I respectfully dissent from the majority opinion in this cause. The majority opinion affirms the action of the trial judge in granting a motion by the defendant wife to withdraw the issues from the jury and dismiss complainant's suit. The cause was being tried to a jury and the ground for divorce alleged was cruel and inhuman treatment. As is stated in the majority opinion, complainant had not only adduced some substantial proof tending to sustain the charge of cruel and inhuman treatment, but had adduced proof corroborating same. In that situation, it is my opinion that the trial judge erred in withdrawing the issues from the jury. Section 36-811 T.C.A. provides: "If the cause assigned for the divorce be adultery, it shall be a good defense and perpetual bar to the same if the defendant allege and prove:
"(1) That the complainant has been guilty of like act or crime."
I find in the Code no similar provision with reference to other grounds of divorce. Section 36-818 T.C.A. does provide:
"Defense when ground is mistreatment or neglect. — If the cause assigned for a divorce be any of those specified in sec. 36-802, the defendant may make defense by alleging and proving the ill conduct of the complainant as a justifiable cause for the conduct complained of, and on making out the defense to the satisfaction of the court, the bill may be dismissed with or without costs, in the discretion of the court."
36-818 T.C.A. is applicable, however, in my opinion, only where such defense as is therein authorized be, also, one of the grounds for divorce provided for in 36-802 which are, 1. Cruel and inhuman treatment, 2. Offering indignities to the person, and 3. Abandonment or turning out of doors, and neglecting to provide. The right to divorce in Tennessee is purely a statutory right, and nowhere in our statutes do I find any provision for the defense of recrimination as set out in the majority opinion.

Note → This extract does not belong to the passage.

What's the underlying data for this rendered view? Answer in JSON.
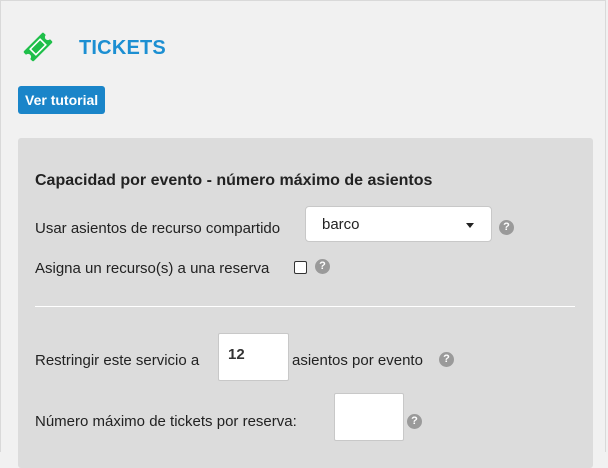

Even if it be true, as is set out in the majority opinion, that any ground for divorce on the part of the petitioning spouse would constitute a defense, adultery of the complainant in the instant case would not constitute such defense, because the defendant did not allege and prove that she was not guilty of a like offense, as is required by the decision of the Supreme Court in Cameron v. Cameron, 42 Tenn. 375. Defendant's answer and cross bill did not have attached to same the oath required by section 36-806 T.C.A., which affidavit is a jurisdictional prerequisite, as was held in Wagner v. Wagner (1918), 8 Tenn.Civ.App. 254; Carter v. Carter (1944), 28 Tenn. App. 478, 191 S.W.2d 451; McFerrin v. McFerrin (1945), 28 Tenn. App. 552, 191 S.W.2d 946, 948. Since defendant's answer and cross bill did not meet the requirements of 36-806 T.C.A. notwithstanding the fact that complainant's own testimony admitted adultery on his part, defendant, on authority of Cameron v. Cameron, 42 Tenn. 375, could not have obtained a divorce on that ground. The majority opinion holds that the rule of Cameron v. Cameron should not be extended. In my opinion, this is not an extension of that rule, but is a mere application thereof.
Since this cause was being tried before a jury, it is my opinion that admission of adultery by complainant did not bar his right to a divorce on the ground of cruel and inhuman treatment if the jury had found that the defendant was guilty of such offense, as charged. It is therefore my opinion that this cause should be reversed and remanded for a new trial so that that issue may be submitted to a jury.